Items from an interface collection
++++++

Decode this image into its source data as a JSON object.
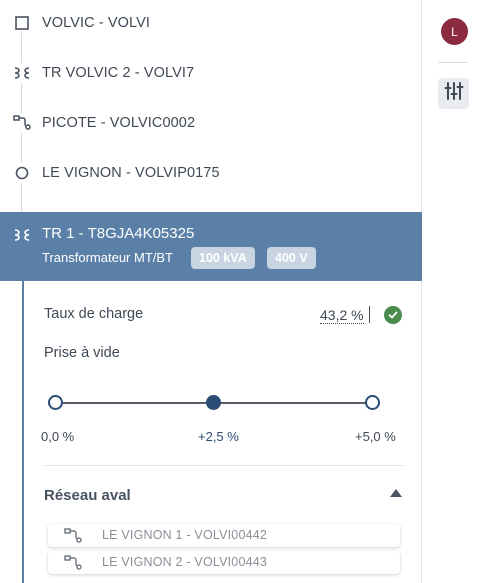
{
  "tree": {
    "items": [
      {
        "label": "VOLVIC - VOLVI",
        "icon": "square-node-icon"
      },
      {
        "label": "TR VOLVIC 2 - VOLVI7",
        "icon": "transformer-icon"
      },
      {
        "label": "PICOTE - VOLVIC0002",
        "icon": "branch-icon"
      },
      {
        "label": "LE VIGNON - VOLVIP0175",
        "icon": "circle-node-icon"
      }
    ],
    "selected": {
      "title": "TR 1 - T8GJA4K05325",
      "subtitle": "Transformateur MT/BT",
      "badges": [
        "100 kVA",
        "400 V"
      ],
      "icon": "transformer-icon"
    }
  },
  "detail": {
    "charge_label": "Taux de charge",
    "charge_value": "43,2 %",
    "charge_status": "ok",
    "tap_label": "Prise à vide",
    "tap_options": [
      "0,0 %",
      "+2,5 %",
      "+5,0 %"
    ],
    "tap_selected_index": 1,
    "downstream_title": "Réseau aval",
    "downstream_items": [
      {
        "label": "LE VIGNON 1 - VOLVI00442"
      },
      {
        "label": "LE VIGNON 2 - VOLVI00443"
      }
    ]
  },
  "rail": {
    "avatar_initial": "L"
  },
  "colors": {
    "selected_bg": "#5b80a8",
    "accent_dark": "#2b4c74",
    "ok_green": "#4a8b4f",
    "avatar": "#8c2a3f"
  }
}
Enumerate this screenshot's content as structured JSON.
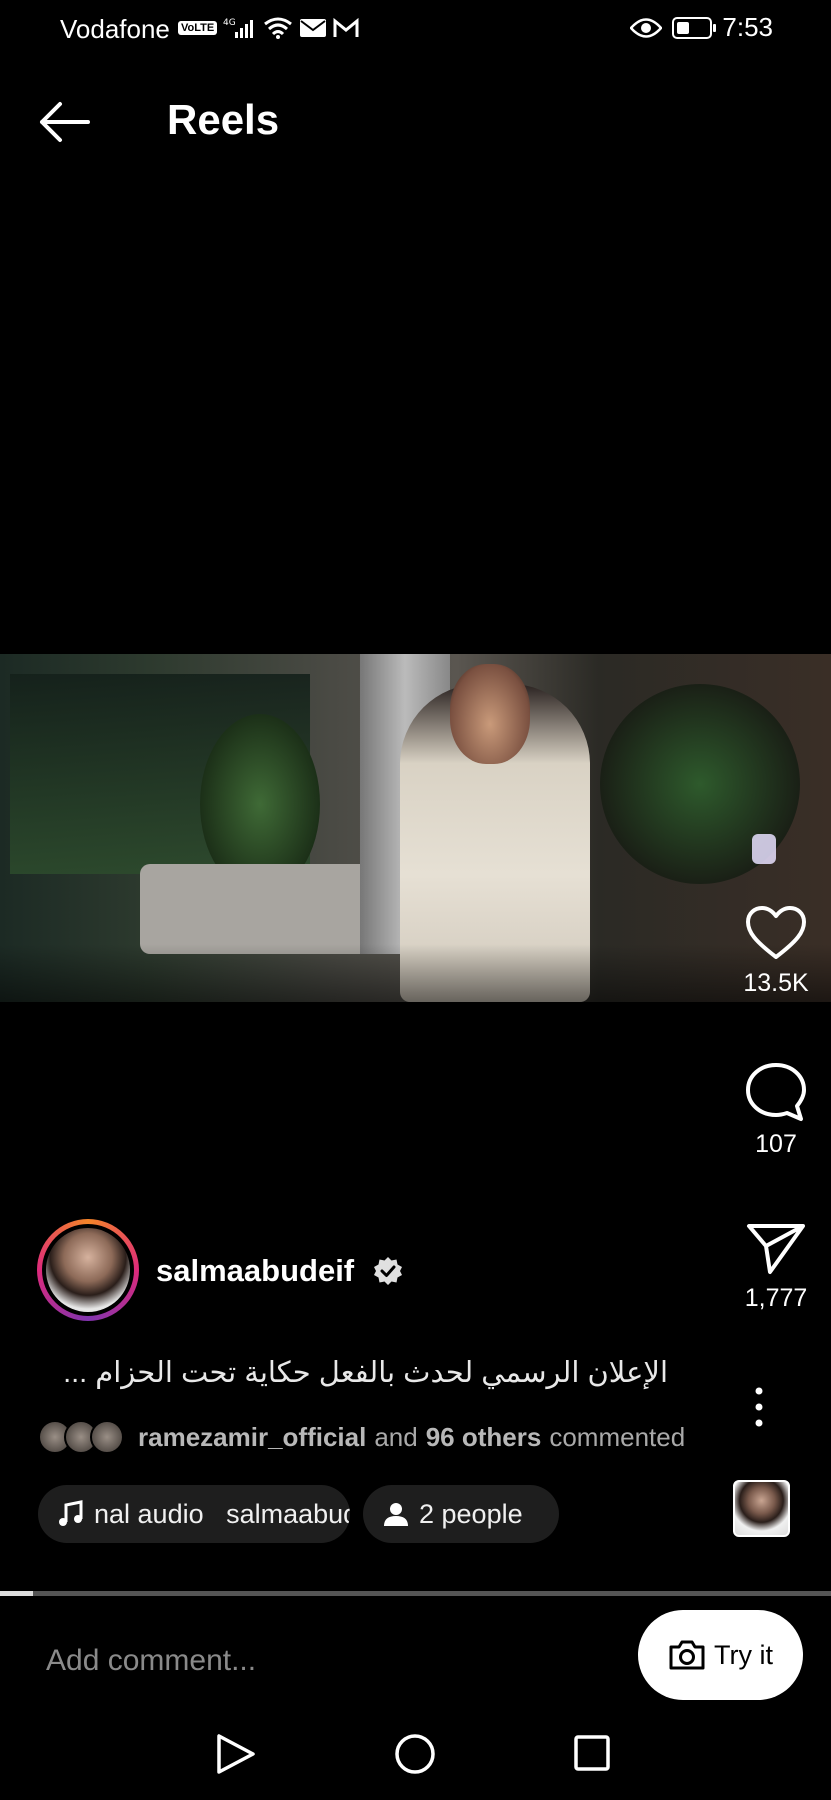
{
  "status_bar": {
    "carrier": "Vodafone",
    "volte": "VoLTE",
    "network": "4G",
    "time": "7:53",
    "battery_level_percent": 40
  },
  "header": {
    "title": "Reels"
  },
  "actions": {
    "likes": "13.5K",
    "comments": "107",
    "shares": "1,777"
  },
  "author": {
    "username": "salmaabudeif",
    "verified": true
  },
  "caption": "الإعلان الرسمي لحدث بالفعل حكاية تحت الحزام ...",
  "commented": {
    "user": "ramezamir_official",
    "and": "and",
    "others": "96 others",
    "suffix": "commented"
  },
  "audio_pill": {
    "text": "nal audio   salmaabudeif"
  },
  "people_pill": {
    "text": "2 people"
  },
  "progress": {
    "fraction": 0.04
  },
  "comment_bar": {
    "placeholder": "Add comment...",
    "try_label": "Try it"
  }
}
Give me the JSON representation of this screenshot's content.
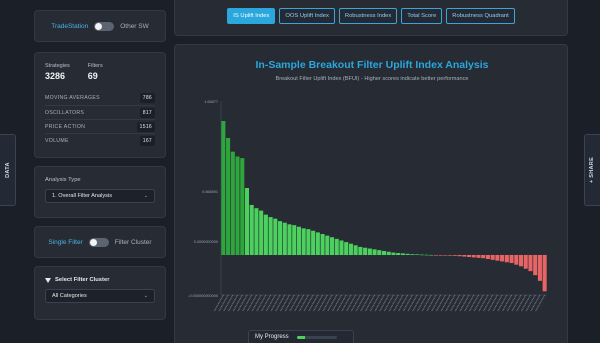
{
  "side_tabs": {
    "left": "DATA",
    "right": "+ SHARE"
  },
  "toggle1": {
    "on_label": "TradeStation",
    "off_label": "Other SW"
  },
  "stats": {
    "strategies_label": "Strategies",
    "strategies_value": "3286",
    "filters_label": "Filters",
    "filters_value": "69",
    "categories": [
      {
        "name": "MOVING AVERAGES",
        "count": "786"
      },
      {
        "name": "OSCILLATORS",
        "count": "817"
      },
      {
        "name": "PRICE ACTION",
        "count": "1516"
      },
      {
        "name": "VOLUME",
        "count": "167"
      }
    ]
  },
  "analysis": {
    "label": "Analysis Type",
    "selected": "1. Overall Filter Analysis"
  },
  "toggle2": {
    "on_label": "Single Filter",
    "off_label": "Filter Cluster"
  },
  "cluster": {
    "title": "Select Filter Cluster",
    "selected": "All Categories"
  },
  "tabs": [
    "IS Uplift Index",
    "OOS Uplift Index",
    "Robustness Index",
    "Total Score",
    "Robustness Quadrant"
  ],
  "progress": {
    "label": "My Progress",
    "fraction": 0.22
  },
  "colors": {
    "positive": "#4cd15e",
    "positive_dark": "#2fa53e",
    "negative": "#e76565",
    "accent": "#2aa7dd",
    "title": "#2aa7dd"
  },
  "chart_data": {
    "type": "bar",
    "title": "In-Sample Breakout Filter Uplift Index Analysis",
    "subtitle": "Breakout Filter Uplift Index (BFUI) - Higher scores indicate better performance",
    "ytick_labels": [
      "1.65877",
      "0.666691",
      "0.0000000000",
      "-0.000000000000"
    ],
    "ylim": [
      -0.9,
      1.9
    ],
    "values": [
      1.66,
      1.45,
      1.28,
      1.22,
      1.2,
      0.83,
      0.62,
      0.58,
      0.55,
      0.5,
      0.47,
      0.45,
      0.42,
      0.4,
      0.38,
      0.37,
      0.35,
      0.33,
      0.32,
      0.3,
      0.28,
      0.26,
      0.24,
      0.22,
      0.2,
      0.18,
      0.16,
      0.14,
      0.12,
      0.1,
      0.09,
      0.08,
      0.07,
      0.06,
      0.05,
      0.04,
      0.03,
      0.025,
      0.02,
      0.015,
      0.01,
      0.008,
      0.005,
      0.003,
      0.001,
      -0.001,
      -0.003,
      -0.005,
      -0.008,
      -0.01,
      -0.015,
      -0.02,
      -0.025,
      -0.03,
      -0.035,
      -0.04,
      -0.05,
      -0.06,
      -0.07,
      -0.08,
      -0.09,
      -0.1,
      -0.12,
      -0.14,
      -0.17,
      -0.2,
      -0.25,
      -0.32,
      -0.45
    ]
  }
}
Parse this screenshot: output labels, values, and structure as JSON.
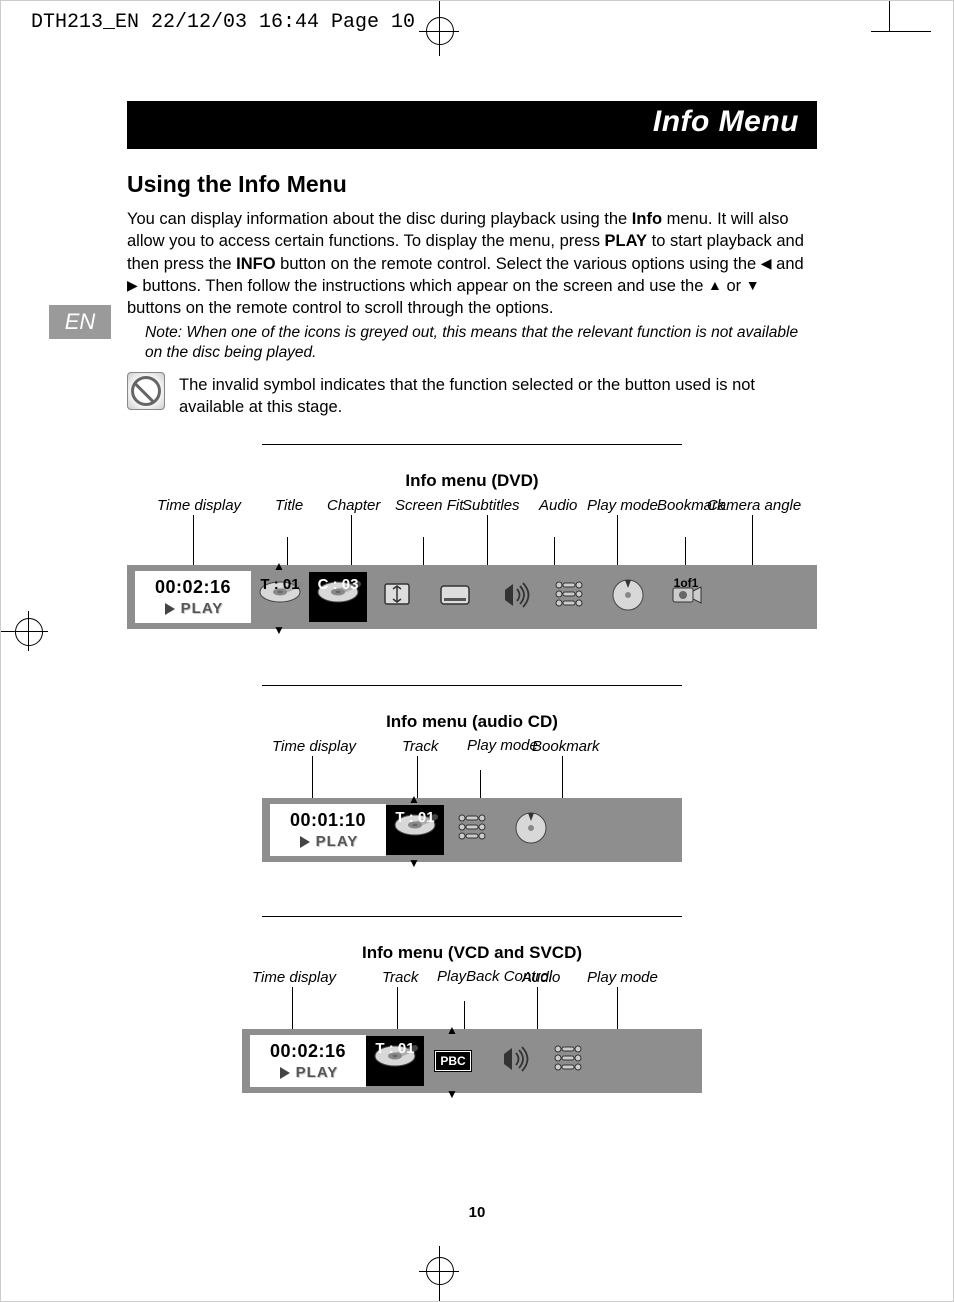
{
  "print_header": "DTH213_EN  22/12/03  16:44  Page 10",
  "banner": "Info Menu",
  "lang_tab": "EN",
  "section_title": "Using the Info Menu",
  "body_para": {
    "p1a": "You can display information about the disc during playback using the ",
    "p1b": "Info",
    "p1c": " menu. It will also allow you to access certain functions. To display the menu, press ",
    "p1d": "PLAY",
    "p1e": " to start playback and then press the ",
    "p1f": "INFO",
    "p1g": " button on the remote control. Select the various options using the ",
    "arrow_left": "◀",
    "p1h": " and ",
    "arrow_right": "▶",
    "p1i": " buttons. Then follow the instructions which appear on the screen and use the ",
    "arrow_up": "▲",
    "p1j": " or ",
    "arrow_down": "▼",
    "p1k": " buttons on the remote control to scroll through the options."
  },
  "note": "Note: When one of the icons is greyed out, this means that the relevant function is not available on the disc being played.",
  "invalid_text": "The invalid symbol indicates that the function selected or the button used is not available at this stage.",
  "dvd": {
    "title": "Info menu (DVD)",
    "labels": {
      "time": "Time display",
      "title": "Title",
      "chapter": "Chapter",
      "screenfit": "Screen Fit",
      "subtitles": "Subtitles",
      "audio": "Audio",
      "playmode": "Play mode",
      "bookmark": "Bookmark",
      "camera": "Camera angle"
    },
    "osd": {
      "time": "00:02:16",
      "play": "PLAY",
      "title_val": "T : 01",
      "chapter_val": "C : 03",
      "camera_val": "1of1"
    }
  },
  "cd": {
    "title": "Info menu (audio CD)",
    "labels": {
      "time": "Time display",
      "track": "Track",
      "playmode": "Play mode",
      "bookmark": "Bookmark"
    },
    "osd": {
      "time": "00:01:10",
      "play": "PLAY",
      "track_val": "T : 01"
    }
  },
  "vcd": {
    "title": "Info menu (VCD and SVCD)",
    "labels": {
      "time": "Time display",
      "track": "Track",
      "pbc": "PlayBack Control",
      "audio": "Audio",
      "playmode": "Play mode"
    },
    "osd": {
      "time": "00:02:16",
      "play": "PLAY",
      "track_val": "T : 01",
      "pbc_val": "PBC"
    }
  },
  "page_number": "10"
}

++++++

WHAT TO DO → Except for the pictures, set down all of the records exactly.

THE COMPLETED TASK →
Decode this image into its source data as a JSON object.
{
  "tree": {
    "items": [
      {
        "label": "VOLVIC - VOLVI",
        "icon": "square-node-icon"
      },
      {
        "label": "TR VOLVIC 2 - VOLVI7",
        "icon": "transformer-icon"
      },
      {
        "label": "PICOTE - VOLVIC0002",
        "icon": "branch-icon"
      },
      {
        "label": "LE VIGNON - VOLVIP0175",
        "icon": "circle-node-icon"
      }
    ],
    "selected": {
      "title": "TR 1 - T8GJA4K05325",
      "subtitle": "Transformateur MT/BT",
      "badges": [
        "100 kVA",
        "400 V"
      ],
      "icon": "transformer-icon"
    }
  },
  "detail": {
    "charge_label": "Taux de charge",
    "charge_value": "43,2 %",
    "charge_status": "ok",
    "tap_label": "Prise à vide",
    "tap_options": [
      "0,0 %",
      "+2,5 %",
      "+5,0 %"
    ],
    "tap_selected_index": 1,
    "downstream_title": "Réseau aval",
    "downstream_items": [
      {
        "label": "LE VIGNON 1 - VOLVI00442"
      },
      {
        "label": "LE VIGNON 2 - VOLVI00443"
      }
    ]
  },
  "rail": {
    "avatar_initial": "L"
  },
  "colors": {
    "selected_bg": "#5b80a8",
    "accent_dark": "#2b4c74",
    "ok_green": "#4a8b4f",
    "avatar": "#8c2a3f"
  }
}
Enumerate this screenshot's content as structured JSON.
{
  "status_bar": {
    "carrier": "Vodafone",
    "volte": "VoLTE",
    "network": "4G",
    "time": "7:53",
    "battery_level_percent": 40
  },
  "header": {
    "title": "Reels"
  },
  "actions": {
    "likes": "13.5K",
    "comments": "107",
    "shares": "1,777"
  },
  "author": {
    "username": "salmaabudeif",
    "verified": true
  },
  "caption": "الإعلان الرسمي لحدث بالفعل حكاية تحت الحزام ...",
  "commented": {
    "user": "ramezamir_official",
    "and": "and",
    "others": "96 others",
    "suffix": "commented"
  },
  "audio_pill": {
    "text": "nal audio   salmaabudeif"
  },
  "people_pill": {
    "text": "2 people"
  },
  "progress": {
    "fraction": 0.04
  },
  "comment_bar": {
    "placeholder": "Add comment...",
    "try_label": "Try it"
  }
}
Give me the JSON representation of this screenshot's content.
{
  "side_tabs": {
    "left": "DATA",
    "right": "+ SHARE"
  },
  "toggle1": {
    "on_label": "TradeStation",
    "off_label": "Other SW"
  },
  "stats": {
    "strategies_label": "Strategies",
    "strategies_value": "3286",
    "filters_label": "Filters",
    "filters_value": "69",
    "categories": [
      {
        "name": "MOVING AVERAGES",
        "count": "786"
      },
      {
        "name": "OSCILLATORS",
        "count": "817"
      },
      {
        "name": "PRICE ACTION",
        "count": "1516"
      },
      {
        "name": "VOLUME",
        "count": "167"
      }
    ]
  },
  "analysis": {
    "label": "Analysis Type",
    "selected": "1. Overall Filter Analysis"
  },
  "toggle2": {
    "on_label": "Single Filter",
    "off_label": "Filter Cluster"
  },
  "cluster": {
    "title": "Select Filter Cluster",
    "selected": "All Categories"
  },
  "tabs": [
    "IS Uplift Index",
    "OOS Uplift Index",
    "Robustness Index",
    "Total Score",
    "Robustness Quadrant"
  ],
  "progress": {
    "label": "My Progress",
    "fraction": 0.22
  },
  "colors": {
    "positive": "#4cd15e",
    "positive_dark": "#2fa53e",
    "negative": "#e76565",
    "accent": "#2aa7dd",
    "title": "#2aa7dd"
  },
  "chart_data": {
    "type": "bar",
    "title": "In-Sample Breakout Filter Uplift Index Analysis",
    "subtitle": "Breakout Filter Uplift Index (BFUI) - Higher scores indicate better performance",
    "ytick_labels": [
      "1.65877",
      "0.666691",
      "0.0000000000",
      "-0.000000000000"
    ],
    "ylim": [
      -0.9,
      1.9
    ],
    "values": [
      1.66,
      1.45,
      1.28,
      1.22,
      1.2,
      0.83,
      0.62,
      0.58,
      0.55,
      0.5,
      0.47,
      0.45,
      0.42,
      0.4,
      0.38,
      0.37,
      0.35,
      0.33,
      0.32,
      0.3,
      0.28,
      0.26,
      0.24,
      0.22,
      0.2,
      0.18,
      0.16,
      0.14,
      0.12,
      0.1,
      0.09,
      0.08,
      0.07,
      0.06,
      0.05,
      0.04,
      0.03,
      0.025,
      0.02,
      0.015,
      0.01,
      0.008,
      0.005,
      0.003,
      0.001,
      -0.001,
      -0.003,
      -0.005,
      -0.008,
      -0.01,
      -0.015,
      -0.02,
      -0.025,
      -0.03,
      -0.035,
      -0.04,
      -0.05,
      -0.06,
      -0.07,
      -0.08,
      -0.09,
      -0.1,
      -0.12,
      -0.14,
      -0.17,
      -0.2,
      -0.25,
      -0.32,
      -0.45
    ]
  }
}
Parse this screenshot: output labels, values, and structure as JSON.
{
  "print_header": "DTH213_EN  22/12/03  16:44  Page 10",
  "banner": "Info Menu",
  "lang_tab": "EN",
  "section_title": "Using the Info Menu",
  "body_para": {
    "p1a": "You can display information about the disc during playback using the ",
    "p1b": "Info",
    "p1c": " menu. It will also allow you to access certain functions. To display the menu, press ",
    "p1d": "PLAY",
    "p1e": " to start playback and then press the ",
    "p1f": "INFO",
    "p1g": " button on the remote control. Select the various options using the ",
    "arrow_left": "◀",
    "p1h": " and ",
    "arrow_right": "▶",
    "p1i": " buttons. Then follow the instructions which appear on the screen and use the ",
    "arrow_up": "▲",
    "p1j": " or ",
    "arrow_down": "▼",
    "p1k": " buttons on the remote control to scroll through the options."
  },
  "note": "Note: When one of the icons is greyed out, this means that the relevant function is not available on the disc being played.",
  "invalid_text": "The invalid symbol indicates that the function selected or the button used is not available at this stage.",
  "dvd": {
    "title": "Info menu (DVD)",
    "labels": {
      "time": "Time display",
      "title": "Title",
      "chapter": "Chapter",
      "screenfit": "Screen Fit",
      "subtitles": "Subtitles",
      "audio": "Audio",
      "playmode": "Play mode",
      "bookmark": "Bookmark",
      "camera": "Camera angle"
    },
    "osd": {
      "time": "00:02:16",
      "play": "PLAY",
      "title_val": "T : 01",
      "chapter_val": "C : 03",
      "camera_val": "1of1"
    }
  },
  "cd": {
    "title": "Info menu (audio CD)",
    "labels": {
      "time": "Time display",
      "track": "Track",
      "playmode": "Play mode",
      "bookmark": "Bookmark"
    },
    "osd": {
      "time": "00:01:10",
      "play": "PLAY",
      "track_val": "T : 01"
    }
  },
  "vcd": {
    "title": "Info menu (VCD and SVCD)",
    "labels": {
      "time": "Time display",
      "track": "Track",
      "pbc": "PlayBack Control",
      "audio": "Audio",
      "playmode": "Play mode"
    },
    "osd": {
      "time": "00:02:16",
      "play": "PLAY",
      "track_val": "T : 01",
      "pbc_val": "PBC"
    }
  },
  "page_number": "10"
}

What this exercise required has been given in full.